Winnipeg (Canada's latest):
https://www.winnipeg.ca/.../OffLeashAreas/default.stm...

Prince George (great national review):
https://www.google.com/url?sa=t&rct=j&q=&esrc=s...

Seattle:
https://www.seattle.gov/.../PeopleDogsandParksPlan...

Strathcona County:
Background: https://www.strathcona.ca/.../at-pds-dol-phase1...
Consultation: https://www.strathcona.ca/.../at-pds-dol-phase2-cons-summ...
Strategy: https://www.strathcona.ca/.../at-pds-dol-strategy-final.pdf

Those are just a few.

Unfortunately, Toronto does not have a master plan or strategy for dogs in public spaces. Instead, we have a 6-page policy from 2010 that no longer meets the needs of our changing city. We have more resources and pressures than the municipalities above. Our parks are suffering and so are the people who use them. The best practices are already out there, waiting to be followed.

Toronto:
https://www.toronto.ca/.../8dd0-dogs-off-leash-policy...

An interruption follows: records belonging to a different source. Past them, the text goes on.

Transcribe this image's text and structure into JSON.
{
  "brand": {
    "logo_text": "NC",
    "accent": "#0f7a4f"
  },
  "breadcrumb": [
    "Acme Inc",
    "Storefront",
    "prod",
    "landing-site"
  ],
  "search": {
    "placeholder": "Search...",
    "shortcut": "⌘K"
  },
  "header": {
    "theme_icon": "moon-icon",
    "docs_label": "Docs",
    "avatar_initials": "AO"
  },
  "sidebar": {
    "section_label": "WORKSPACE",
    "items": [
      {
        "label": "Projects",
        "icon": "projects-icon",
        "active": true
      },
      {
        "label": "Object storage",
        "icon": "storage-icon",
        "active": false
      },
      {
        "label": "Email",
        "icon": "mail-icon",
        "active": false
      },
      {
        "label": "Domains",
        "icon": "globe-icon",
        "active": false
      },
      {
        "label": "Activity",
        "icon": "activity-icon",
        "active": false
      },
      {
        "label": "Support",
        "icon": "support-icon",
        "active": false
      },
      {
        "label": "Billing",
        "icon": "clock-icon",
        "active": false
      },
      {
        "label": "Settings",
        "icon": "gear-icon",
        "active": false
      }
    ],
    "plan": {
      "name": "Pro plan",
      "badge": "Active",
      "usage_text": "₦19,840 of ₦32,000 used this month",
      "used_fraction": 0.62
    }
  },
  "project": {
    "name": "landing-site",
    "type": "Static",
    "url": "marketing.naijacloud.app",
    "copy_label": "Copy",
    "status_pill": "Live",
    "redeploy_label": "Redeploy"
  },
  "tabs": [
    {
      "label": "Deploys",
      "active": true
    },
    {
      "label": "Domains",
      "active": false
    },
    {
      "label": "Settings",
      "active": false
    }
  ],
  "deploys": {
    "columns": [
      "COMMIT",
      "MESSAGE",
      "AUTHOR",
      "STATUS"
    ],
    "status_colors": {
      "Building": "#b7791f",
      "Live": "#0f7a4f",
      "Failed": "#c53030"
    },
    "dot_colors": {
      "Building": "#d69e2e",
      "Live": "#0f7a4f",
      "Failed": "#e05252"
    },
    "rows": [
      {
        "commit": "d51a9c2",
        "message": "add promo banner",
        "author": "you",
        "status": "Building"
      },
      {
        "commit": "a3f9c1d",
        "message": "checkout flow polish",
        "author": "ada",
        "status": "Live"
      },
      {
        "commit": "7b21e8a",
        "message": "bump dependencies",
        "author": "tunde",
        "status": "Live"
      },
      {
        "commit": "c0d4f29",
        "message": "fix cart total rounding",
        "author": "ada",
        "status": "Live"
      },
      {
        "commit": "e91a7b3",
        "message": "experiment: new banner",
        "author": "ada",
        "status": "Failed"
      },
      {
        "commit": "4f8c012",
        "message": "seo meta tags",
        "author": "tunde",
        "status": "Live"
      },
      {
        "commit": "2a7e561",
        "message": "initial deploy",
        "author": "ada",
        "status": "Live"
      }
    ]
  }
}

Note, about a page of the Parks and Recreation Facilities Master Plan is allocated to Dogs Off-Leash Areas. However, even that says something. Our gravel pens are indeed facilities. The new ones don't even have trees. Outside Toronto, dog parks are, well, parks. Enjoyable ones, at that. And the thing is, enjoyable dog parks get used. It only makes sense to reward bylaw compliance to encourage responsible off-leash activity.

I know this comment is long and atypical, but please have a good look at these links. The room for improvement is significant and the need is real.

bkulba-3s77pbh about 1 month ago

We would love to have safe areas to hike with our dog off-leash.

Dpsyphr about 1 month ago

Hi,

Mountain biking trail/hiking trail maintenance /improvement and expansion around the Etobicoke Creek and centennial park area would be a huge asset. Mountain biking and fat biking is exploding in the GTA and there are limited options within city limits. The Etobicoke Creek ravine and by centennial area has a fantastic landscape for developing these trails, similar to the down valley. The GTA really lacks more "natural trails" for the more outdoorsy adventure population. There are significantly more paved trails...

Thanks,

Tom

ellscorcho about 1 month ago